Where Birds Live:
Habitats in the Middle Atlantic States
Edited by Shirley A. Briggs and Chandler S. Robbins
The classic booklet Where Birds Live: Habitats in the Middle Atlantic States, edited by Shirley A. Briggs and Chandler S. Robbins, was published in 1951 by the Audubon Naturalist Society (ANS – see endnote). MOS has been given permission by ANS to digitize and make Where Birds Live available here as a downloadable and printable PDF. We are grateful to ANS for their spirit of generosity that again makes this publication available to birders and students of birdlife.
This 62-page booklet has long been out of print and no other digitized version can be found on the web. Yet Where Birds Live arguably still provides the best explanation in layman’s terms of the inexorable link between birds and their habitats. If you know the habitat that is present at a particular place, then you will be able to predict the birds that can be found there; and vice versa, if you know what birds are present at a given location, you will know what habitat to expect. Knowing the link between birds and their habitats is part of the essential knowledge base for any serious birder, and is especially relevant for citizen-science projects such as the breeding bird atlas. This is also crucial knowledge for appropriate preservation and management of land resources, and can be helpful with small-scale landscaping projects.
The PDF version presented here provides an exact replica of Where Birds Live: Habitats in the Middle Atlantic States. Given the printing technology of the day, the original printed copy has some features that would be considered flaws today, such as wavy lines of text and misshapen letters. This appearance is preserved in the PDF version.
Although some of the bird species names have changed since the booklet’s publication in 1951, and some birds are not as common as they once were, the essential wisdom in Where Birds Live remains relevant today. Providing the publication online is a way to preserve the knowledge of the eminent birders, scientists, and conservationists who went before us.

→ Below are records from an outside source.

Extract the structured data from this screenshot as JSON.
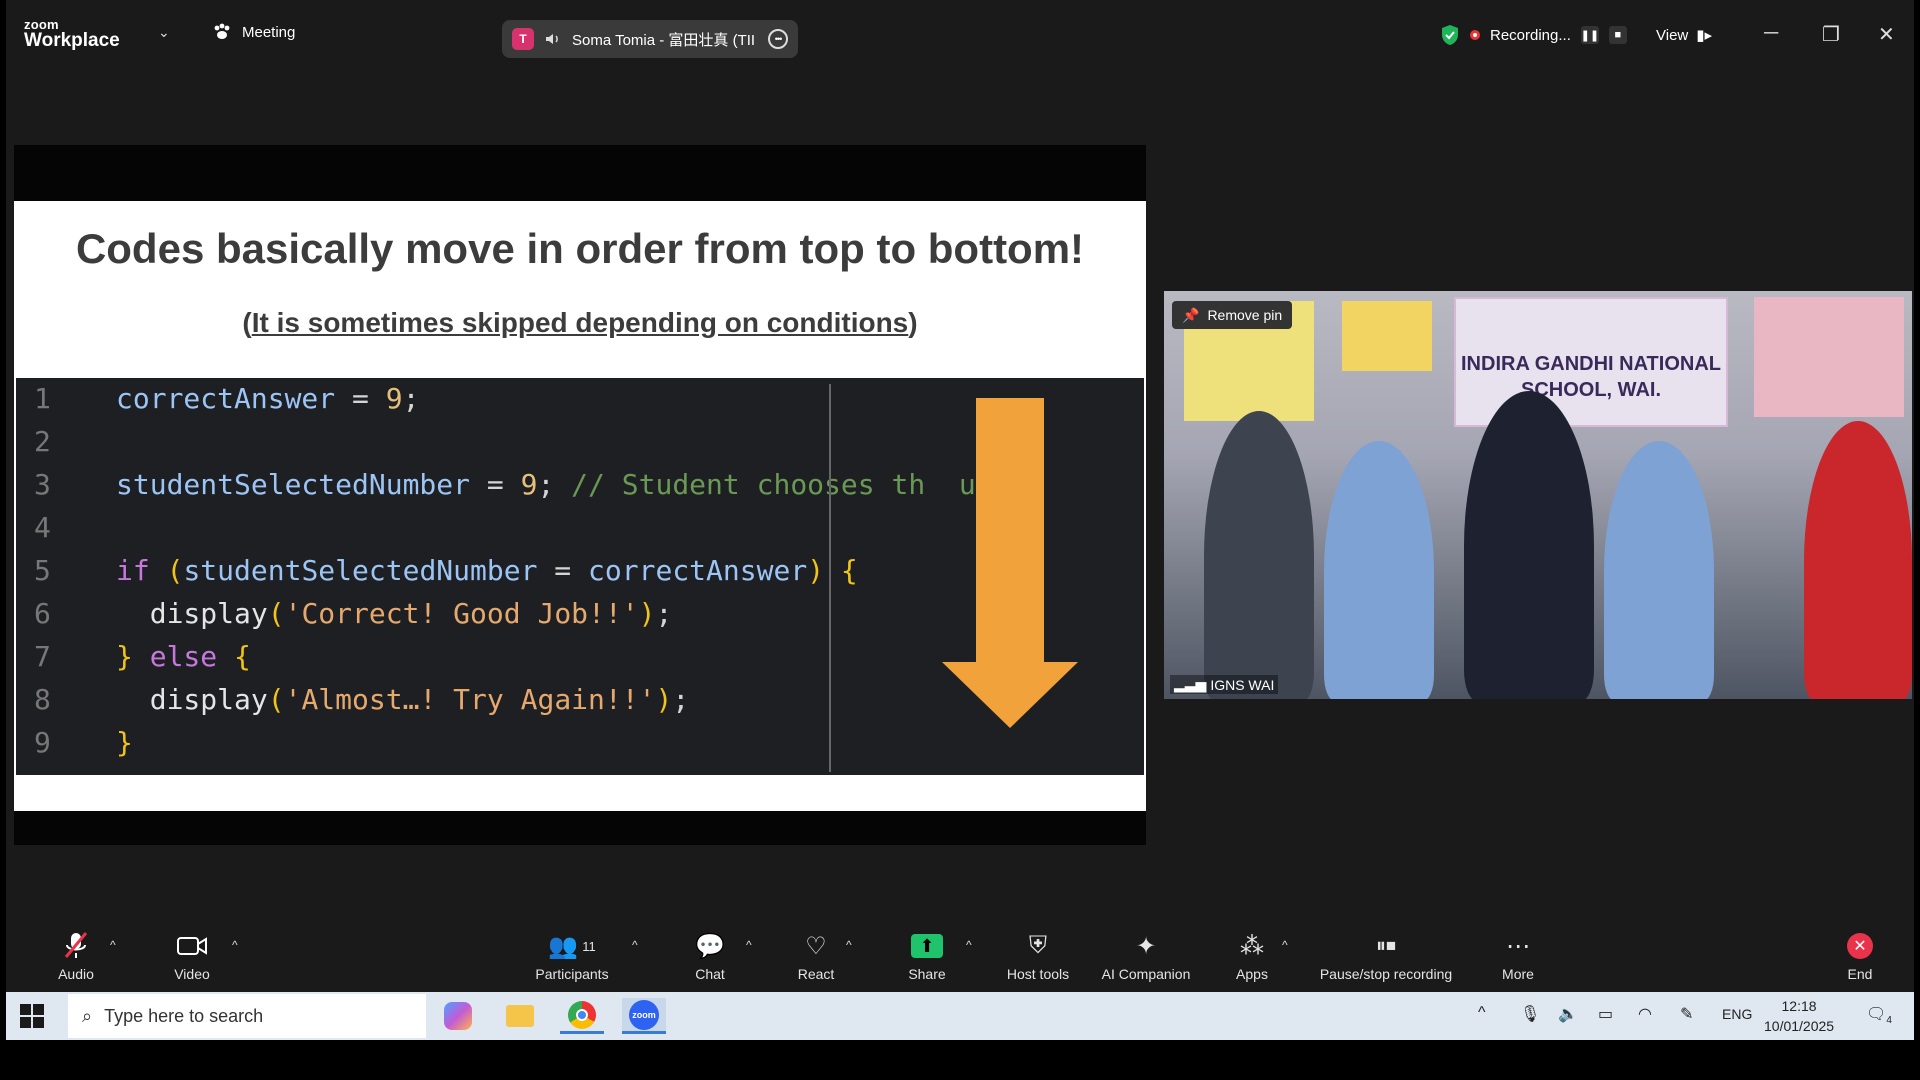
{
  "app": {
    "logo_line1": "zoom",
    "logo_line2": "Workplace",
    "meeting_label": "Meeting"
  },
  "active_speaker": {
    "initial": "T",
    "name": "Soma Tomia - 富田壮真 (TII"
  },
  "status": {
    "recording_label": "Recording...",
    "view_label": "View"
  },
  "slide": {
    "title": "Codes basically move in order from top to bottom!",
    "subtitle_open": "(",
    "subtitle_text": "It is sometimes skipped depending on conditions",
    "subtitle_close": ")",
    "code_lines": [
      {
        "n": "1",
        "parts": [
          [
            "v",
            "correctAnswer"
          ],
          [
            "op",
            " = "
          ],
          [
            "num",
            "9"
          ],
          [
            "op",
            ";"
          ]
        ]
      },
      {
        "n": "2",
        "parts": []
      },
      {
        "n": "3",
        "parts": [
          [
            "v",
            "studentSelectedNumber"
          ],
          [
            "op",
            " = "
          ],
          [
            "num",
            "9"
          ],
          [
            "op",
            "; "
          ],
          [
            "cm",
            "// Student chooses th  umber"
          ]
        ]
      },
      {
        "n": "4",
        "parts": []
      },
      {
        "n": "5",
        "parts": [
          [
            "kw",
            "if "
          ],
          [
            "br",
            "("
          ],
          [
            "v",
            "studentSelectedNumber"
          ],
          [
            "op",
            " = "
          ],
          [
            "v",
            "correctAnswer"
          ],
          [
            "br",
            ")"
          ],
          [
            "op",
            " "
          ],
          [
            "br",
            "{"
          ]
        ]
      },
      {
        "n": "6",
        "parts": [
          [
            "op",
            "  "
          ],
          [
            "fn",
            "display"
          ],
          [
            "br",
            "("
          ],
          [
            "str",
            "'Correct! Good Job!!'"
          ],
          [
            "br",
            ")"
          ],
          [
            "op",
            ";"
          ]
        ]
      },
      {
        "n": "7",
        "parts": [
          [
            "br",
            "}"
          ],
          [
            "kw",
            " else "
          ],
          [
            "br",
            "{"
          ]
        ]
      },
      {
        "n": "8",
        "parts": [
          [
            "op",
            "  "
          ],
          [
            "fn",
            "display"
          ],
          [
            "br",
            "("
          ],
          [
            "str",
            "'Almost…! Try Again!!'"
          ],
          [
            "br",
            ")"
          ],
          [
            "op",
            ";"
          ]
        ]
      },
      {
        "n": "9",
        "parts": [
          [
            "br",
            "}"
          ]
        ]
      }
    ]
  },
  "video": {
    "remove_pin": "Remove pin",
    "participant_name": "IGNS WAI",
    "banner_text": "INDIRA GANDHI NATIONAL SCHOOL, WAI."
  },
  "toolbar": {
    "audio": "Audio",
    "video": "Video",
    "participants": "Participants",
    "participant_count": "11",
    "chat": "Chat",
    "react": "React",
    "share": "Share",
    "host_tools": "Host tools",
    "ai_companion": "AI Companion",
    "apps": "Apps",
    "pause_stop": "Pause/stop recording",
    "more": "More",
    "end": "End"
  },
  "taskbar": {
    "search_placeholder": "Type here to search",
    "lang": "ENG",
    "time": "12:18",
    "date": "10/01/2025",
    "notif_count": "4"
  },
  "colors": {
    "arrow": "#f2a23a",
    "share_green": "#1ec36b",
    "end_red": "#e8334a",
    "shield_green": "#1fb45a"
  }
}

Where Birds Live was edited by Shirley Ann Briggs (1918-2004) and Chandler S. Robbins (1918-2017). Ms. Briggs was the first editor of ANS’s journal Wood Thrush, later renamed The Atlantic Naturalist, and held that post for 21 years, from 1948 to 1969. She was a close friend of Rachel Carson and was, in her own right, an influential conservationist of the day.
Chan Robbins, our most eminent member of MOS and an ornithologist of worldwide influence, was of course the long-time editor of Maryland Birdlife. Thus Where Birds Live was a joint project by the editors of the two ornithology journals devoted to our area.
The booklet is organized into separate chapters for each habitat type, each written by a different author. The chapters had originally appeared as articles in the ANS journal Wood Thrush/The Atlantic Naturalist. The chapters of Where Birds Live were written by an all-star cast that included the most prominent of local ornithologists, some professional, some amateur:
- Importance of Habitat in the Lives of Birds by John W. Aldrich
- Suburban Areas and Orchards by Ruth Strosnider
- Woodland Margins and Hedgerows by Irston R. Barnes
- Upland Deciduous Woods by Irston R. Barnes
- Pine Woods by Irston R. Barnes
- Bottomland Woods by Irston R. Barnes
- Swamps by Brooke Meanley
- Open Areas: Fields, Meadows and Pastures by Eleanor C. Robbins
- Marshes by Robert E. Stewart
- Ponds and Rivers by Seth H. Low
- Bays and Estuaries by Robert E. Stewart
- Tidal Flats by Richard and Ruth Tousey
- Ocean, Ocean Beaches, Jetties and Tidal Rocks by Edwin G. Davis
All of the authors are now deceased. Although the authors are no longer with us, their knowledge lives on and can help us understand the kinds of places where we may find birds in present-day Maryland and Washington, D.C.
The printed copy that we have digitized is itself a significant historical artifact. It was the personal property of the late Dr. Francis Uhler, a biologist at the Patuxent Wildlife Research Center, and the cover bears his name in his handwriting. Dr. Matthew Perry, Scientist Emeritus of Patuxent Wildlife Research Center, who was mentored by Dr. Uhler, inherited Uhler’s copy of the booklet upon his death and kindly loaned it to us to be digitized.
Dr. Uhler, who died in 1990, was known for his research on food habits of North American wildlife and for his work on waterfowl. Dr. Uhler is memorialized by the Fran Uhler Natural Area in Prince George’s County; Dr. Uhler donated the funds that allowed for the purchase and preservation of this property on the Patuxent River.
In the longer term, we will be producing an annotated online version of Where Birds Live that will provide mouseovers with brief notes on the current status of birds that may have declined in their previous range, as well as notes with updated species names. Look for the annotated version of Where Birds Live on the Birder’s Guide website toward the latter part of 2020.
Endnote: At the time that Where Birds Live was published, ANS was known as the Audubon Society of the District of Columbia, and changed its name to Audubon Naturalist Society of the Central Atlantic States in 1959. The organization currently known as the Audubon Society of the District of Columbia (DC Audubon) was established in 1999.